Between the lines: Russian hackers, who worked off of evolving lists of racial, religious, political and economic themes, were able to take advantage of the ability to send targeted messages to different Facebook users based on their political and demographic affiliations. The aim appears to have been to inflate tension between already feuding groups.

Facebook declined to comment, but referred Axios to its earlier update, which noted that "the ads and accounts appeared to focus on amplifying divisive social and political messages across the ideological spectrum."

Featured

Collins will oppose Senate health care bill

Sen. Susan Collins said she opposes the Senate's health care plan. (AP Photo/Robert F. Bukaty, File)

Sen. Susan Collins officially said she will oppose the Senate's latest bill to repeal parts of the Affordable Care Act — yet another nail in the coffin for a bill that's moving further away from the 50 votes it would need to pass.

Why it matters: It would only take three "no" votes to kill the bill. And Collins' opposition makes it a total of four Republicans who say they won't vote for the bill — two moderates (Collins and Sen. John McCain) and two conservatives (Sens. Rand Paul and Ted Cruz).

Featured

Report: 'Iranian missile test' Trump tweeted about never happened

Missiles are on display in Tehran on Sunday during the country's annual Defense Week. Photo: Vahid Salemi / AP

On Friday, Iran claimed to have tested a new medium-range ballistic missile capable of striking Israel with multiple warheads — but, according to Fox News, that missile launch never actually took place. Video footage purporting to show the launch was actually from a failed test back in January.

Why it matters: The world is waiting to hear President Trump's decision — he claimed to have made up his mind last week — on whether or not to stay in the Iran nuclear deal. It's significant that Trump used the "launch" to again decry the deal, tweeting on Saturday: "Not much of an agreement we have!"

Featured

Irma captured America's attention more than other storms

It's been a busy hurricane season, with three powerful hurricanes hitting and one just missing U.S. territories. Here's when and how often Americans' searched Google each of them.

Data: Google Trends; Chart: Lazaro Gamio / Axios

Why it matters: Irma received the most attention, according to Google, likely due to reports it'd be the most powerful hurricane ever to hit the U.S. Meanwhile, Puerto Rico has been devastated by Hurricane Maria, but interest from the U.S. is substantially less than during both Harvey and Irma.

Note: This search data does not include Puerto Rico. Puerto Ricans were highly interested in both Hurricane Irma and Hurricane Maria, with the least interest in Harvey.

Featured

Target to raise minimum wage to $11 per hour, $15 by 2020

Elise Amendola / AP

Target has announced it will raise its minimum wage from $10 per hour to $11 across all U.S. stores, CNBC reports.
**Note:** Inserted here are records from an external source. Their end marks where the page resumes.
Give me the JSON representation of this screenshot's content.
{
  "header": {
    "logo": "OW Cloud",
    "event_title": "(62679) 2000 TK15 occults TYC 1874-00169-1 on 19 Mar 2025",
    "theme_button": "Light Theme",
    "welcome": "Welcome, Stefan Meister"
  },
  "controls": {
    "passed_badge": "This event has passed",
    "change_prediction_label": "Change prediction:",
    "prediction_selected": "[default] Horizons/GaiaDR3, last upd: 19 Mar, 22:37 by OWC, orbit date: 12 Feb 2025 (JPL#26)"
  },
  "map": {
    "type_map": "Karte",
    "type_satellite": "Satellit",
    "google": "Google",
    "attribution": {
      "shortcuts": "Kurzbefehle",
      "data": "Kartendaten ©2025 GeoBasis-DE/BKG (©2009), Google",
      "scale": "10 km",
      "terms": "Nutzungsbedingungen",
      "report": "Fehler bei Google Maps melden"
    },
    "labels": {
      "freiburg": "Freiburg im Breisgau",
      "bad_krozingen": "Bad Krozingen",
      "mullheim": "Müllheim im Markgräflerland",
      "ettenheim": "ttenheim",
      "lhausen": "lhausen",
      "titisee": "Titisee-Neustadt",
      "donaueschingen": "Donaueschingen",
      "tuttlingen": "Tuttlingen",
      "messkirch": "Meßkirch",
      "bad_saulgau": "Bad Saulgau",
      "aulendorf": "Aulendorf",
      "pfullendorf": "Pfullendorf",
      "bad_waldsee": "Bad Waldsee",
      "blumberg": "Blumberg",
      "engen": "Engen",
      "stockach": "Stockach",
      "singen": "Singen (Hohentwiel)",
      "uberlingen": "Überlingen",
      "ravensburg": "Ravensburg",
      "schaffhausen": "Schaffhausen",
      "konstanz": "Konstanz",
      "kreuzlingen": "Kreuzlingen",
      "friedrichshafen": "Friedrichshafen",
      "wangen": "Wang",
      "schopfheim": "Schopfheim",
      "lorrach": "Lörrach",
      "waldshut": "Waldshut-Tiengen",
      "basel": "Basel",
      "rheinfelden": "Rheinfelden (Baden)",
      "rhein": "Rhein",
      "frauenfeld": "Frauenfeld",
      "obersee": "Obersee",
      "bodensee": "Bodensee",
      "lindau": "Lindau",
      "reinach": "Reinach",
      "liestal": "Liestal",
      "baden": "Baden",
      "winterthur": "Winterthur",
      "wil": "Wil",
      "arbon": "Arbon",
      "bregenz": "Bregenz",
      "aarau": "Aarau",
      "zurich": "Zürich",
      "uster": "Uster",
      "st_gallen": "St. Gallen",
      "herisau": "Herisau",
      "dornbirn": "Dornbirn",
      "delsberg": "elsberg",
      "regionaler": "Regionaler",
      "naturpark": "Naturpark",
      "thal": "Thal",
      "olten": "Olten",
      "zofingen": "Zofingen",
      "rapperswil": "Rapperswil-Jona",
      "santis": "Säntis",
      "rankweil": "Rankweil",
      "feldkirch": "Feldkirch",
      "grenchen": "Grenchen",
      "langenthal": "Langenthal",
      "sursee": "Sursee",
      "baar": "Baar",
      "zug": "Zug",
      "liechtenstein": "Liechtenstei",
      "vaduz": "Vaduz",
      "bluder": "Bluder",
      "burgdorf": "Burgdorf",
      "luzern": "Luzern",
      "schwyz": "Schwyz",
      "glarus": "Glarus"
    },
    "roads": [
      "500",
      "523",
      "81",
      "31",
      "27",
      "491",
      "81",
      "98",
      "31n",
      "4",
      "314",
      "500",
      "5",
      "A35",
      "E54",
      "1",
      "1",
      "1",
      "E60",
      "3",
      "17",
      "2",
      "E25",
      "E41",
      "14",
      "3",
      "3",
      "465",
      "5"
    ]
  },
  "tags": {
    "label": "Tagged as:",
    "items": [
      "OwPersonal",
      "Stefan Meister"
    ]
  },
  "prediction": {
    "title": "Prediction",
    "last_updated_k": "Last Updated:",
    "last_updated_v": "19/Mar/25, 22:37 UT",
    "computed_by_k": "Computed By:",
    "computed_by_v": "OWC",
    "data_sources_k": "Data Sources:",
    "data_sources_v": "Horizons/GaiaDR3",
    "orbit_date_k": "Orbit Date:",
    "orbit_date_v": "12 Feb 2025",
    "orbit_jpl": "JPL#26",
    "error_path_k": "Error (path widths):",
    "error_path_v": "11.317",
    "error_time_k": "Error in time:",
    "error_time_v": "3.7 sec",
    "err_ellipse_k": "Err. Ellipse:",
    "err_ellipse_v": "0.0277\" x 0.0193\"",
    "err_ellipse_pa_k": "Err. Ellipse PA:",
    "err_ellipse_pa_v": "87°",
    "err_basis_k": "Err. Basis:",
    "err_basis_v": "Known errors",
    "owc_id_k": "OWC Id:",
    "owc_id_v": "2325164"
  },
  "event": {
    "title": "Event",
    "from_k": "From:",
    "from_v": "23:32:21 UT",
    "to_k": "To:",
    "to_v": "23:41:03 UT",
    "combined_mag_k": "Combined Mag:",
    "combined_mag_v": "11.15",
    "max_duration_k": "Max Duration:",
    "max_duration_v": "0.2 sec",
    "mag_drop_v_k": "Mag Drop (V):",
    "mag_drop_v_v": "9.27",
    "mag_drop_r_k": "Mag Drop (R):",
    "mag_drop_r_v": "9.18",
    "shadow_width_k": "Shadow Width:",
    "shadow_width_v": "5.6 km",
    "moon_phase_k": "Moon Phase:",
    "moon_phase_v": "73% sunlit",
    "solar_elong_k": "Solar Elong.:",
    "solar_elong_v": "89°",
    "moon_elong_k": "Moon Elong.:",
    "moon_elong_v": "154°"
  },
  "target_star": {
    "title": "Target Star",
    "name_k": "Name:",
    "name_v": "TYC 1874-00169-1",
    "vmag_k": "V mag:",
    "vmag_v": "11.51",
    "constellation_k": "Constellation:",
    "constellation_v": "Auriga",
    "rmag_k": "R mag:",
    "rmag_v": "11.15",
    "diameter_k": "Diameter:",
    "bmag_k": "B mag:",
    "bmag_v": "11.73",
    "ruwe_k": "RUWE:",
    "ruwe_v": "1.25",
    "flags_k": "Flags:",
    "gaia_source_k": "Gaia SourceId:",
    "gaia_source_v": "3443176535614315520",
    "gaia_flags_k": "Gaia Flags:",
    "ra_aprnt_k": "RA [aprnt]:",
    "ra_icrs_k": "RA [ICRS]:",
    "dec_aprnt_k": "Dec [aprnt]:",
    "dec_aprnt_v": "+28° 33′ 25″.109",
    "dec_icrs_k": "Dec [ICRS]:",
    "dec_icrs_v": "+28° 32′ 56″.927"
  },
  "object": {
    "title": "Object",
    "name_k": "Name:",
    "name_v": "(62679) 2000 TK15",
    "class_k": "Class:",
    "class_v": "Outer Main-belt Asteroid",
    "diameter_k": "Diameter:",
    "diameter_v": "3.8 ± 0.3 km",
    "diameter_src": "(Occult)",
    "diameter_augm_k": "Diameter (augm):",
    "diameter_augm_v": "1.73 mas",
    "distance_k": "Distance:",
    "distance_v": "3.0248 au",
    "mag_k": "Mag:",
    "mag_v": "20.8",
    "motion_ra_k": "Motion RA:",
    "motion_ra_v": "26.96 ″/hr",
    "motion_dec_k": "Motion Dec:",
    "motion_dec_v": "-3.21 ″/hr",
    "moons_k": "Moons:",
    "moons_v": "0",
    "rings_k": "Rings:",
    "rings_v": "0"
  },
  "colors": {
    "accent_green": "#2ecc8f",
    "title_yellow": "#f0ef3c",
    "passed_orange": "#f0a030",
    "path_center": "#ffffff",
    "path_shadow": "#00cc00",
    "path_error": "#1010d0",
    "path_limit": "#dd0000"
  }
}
The changes will begin in October and are part of Target's $7 billion re-investment in the company. Target has promised an hourly minimum wage of $15 by 2020.

The context: Target has been in a wage war with Wal-mart, which raised base hourly pay to $10 in 2016. The federal minimum wage is $7.25 per hour, and it has not increased since 2009.